In recent weeks, my home state of Florida’s governor, Rick Scott, has embarked on a massive voter purge to combat undocumented citizens from casting a vote in this years election cycle. In this case, the missing document is a voter registration card with a Republican Party affiliation.
Under the guise of ridding the voting booth of non-citizens, Scott has attempted to purge hundreds of U.S. citizens from the voting ranks. What these citizens all have in common are their tendency to cast a vote for the Democrat Party.
Victims of the Florida Inquisition have been disproportionately hispanic, accounting for 58% of the targeted voters. It seems that the Scott Administration has been working night and day to turn the latino vote into another Florida relic alongside Cape Canaveral. If Scott were to have his way, the only time a hispanic would be seen voting in the state of Florida would be as a stand alone informational display at Epcot center’s World Showcase.
The purge has even gone so far as to target Florida’s World War II veterans. What better way to honor the great generation who stormed Omaha beach and climbed the cliffs of Pointe du Hoc for our rights and freedoms than to strip them of theirs? Scott couldn’t think of one. I would like to think someone in the Scott Administration had suggested that they at least send the veterans an edible arrangement or novelty toilet paper from Spencer’s Gifts, but Scott nixed that idea as fiscally irresponsible.
Naturally Scott’s undertaking has not been met with open arms, bringing the U.S. Justice Department into the fray just in time to stop the Scott Administration from using the strappado on his constituency. The DOJ has demanded that Scott cease his purging on the grounds that it violates the Voting Rights Act. Putting an even bigger thorn in his side, All 67 of Florida’s Election Supervisors have gone against Scott and suspended the purge.

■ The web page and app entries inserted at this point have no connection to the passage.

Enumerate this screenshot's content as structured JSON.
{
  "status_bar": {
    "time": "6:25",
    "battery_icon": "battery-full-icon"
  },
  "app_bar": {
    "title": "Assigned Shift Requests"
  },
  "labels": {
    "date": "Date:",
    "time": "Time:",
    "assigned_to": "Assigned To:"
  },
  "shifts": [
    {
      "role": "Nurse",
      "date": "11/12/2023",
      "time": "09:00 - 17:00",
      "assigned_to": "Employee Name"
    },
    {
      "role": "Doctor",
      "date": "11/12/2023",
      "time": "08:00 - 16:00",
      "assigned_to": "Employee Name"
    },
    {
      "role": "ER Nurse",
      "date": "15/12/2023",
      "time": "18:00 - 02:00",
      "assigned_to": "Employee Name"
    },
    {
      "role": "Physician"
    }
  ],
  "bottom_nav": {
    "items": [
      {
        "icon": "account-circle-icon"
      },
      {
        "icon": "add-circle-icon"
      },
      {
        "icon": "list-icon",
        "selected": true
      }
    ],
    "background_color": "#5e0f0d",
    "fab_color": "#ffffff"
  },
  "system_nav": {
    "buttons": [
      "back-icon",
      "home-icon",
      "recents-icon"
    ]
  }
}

While this seems like another case of Florida handling the electoral process with the grace of a rhino on bath salts, it is not an isolated incident. It was recently reported that over the past 2 years, Texas has attempted to purge 300,000 voters from the rolls and Wisconsin has used a year old voter i.d. law to keep thousands of students from voting in the recall election. If elected officials spent as much time winning the hearts of their constituency as they did trying to keep them at home on voting day, they might actually be able to gain back their seat without going through the rigmarole of gaming the election.